> [Dataset records]
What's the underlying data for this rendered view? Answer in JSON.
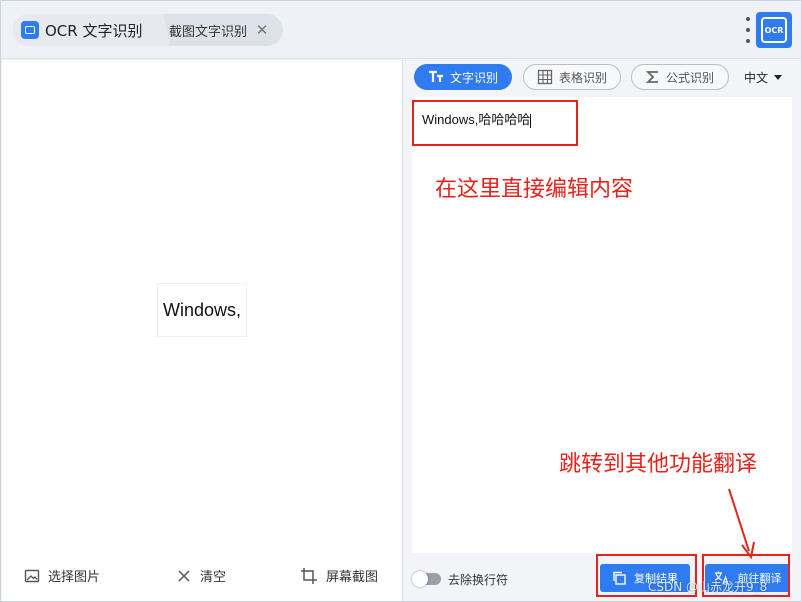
{
  "tabs": [
    {
      "label": "OCR 文字识别",
      "icon": "app-icon",
      "active": true
    },
    {
      "label": "截图文字识别",
      "icon": "close-icon",
      "active": false
    }
  ],
  "header": {
    "badge_text": "OCR",
    "menu_icon": "more-vertical-icon"
  },
  "left": {
    "preview_text": "Windows,",
    "toolbar": [
      {
        "label": "选择图片",
        "icon": "image-icon"
      },
      {
        "label": "清空",
        "icon": "close-icon"
      },
      {
        "label": "屏幕截图",
        "icon": "crop-icon"
      }
    ]
  },
  "right": {
    "modes": [
      {
        "label": "文字识别",
        "icon": "text-icon",
        "active": true
      },
      {
        "label": "表格识别",
        "icon": "table-icon",
        "active": false
      },
      {
        "label": "公式识别",
        "icon": "sigma-icon",
        "active": false
      }
    ],
    "language": "中文",
    "editor_text": "Windows,哈哈哈哈",
    "toggle_label": "去除换行符",
    "toggle_on": false,
    "copy_label": "复制结果",
    "translate_label": "前往翻译"
  },
  "annotations": {
    "edit_hint": "在这里直接编辑内容",
    "jump_hint": "跳转到其他功能翻译",
    "color": "#e5231b"
  },
  "watermark": "CSDN @山赤龙开9_8",
  "colors": {
    "accent": "#2f7bf0",
    "annotation": "#e5231b"
  }
}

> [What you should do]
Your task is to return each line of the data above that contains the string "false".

> [Your response]
      "active": false
        "active": false
        "active": false
    "toggle_on": false,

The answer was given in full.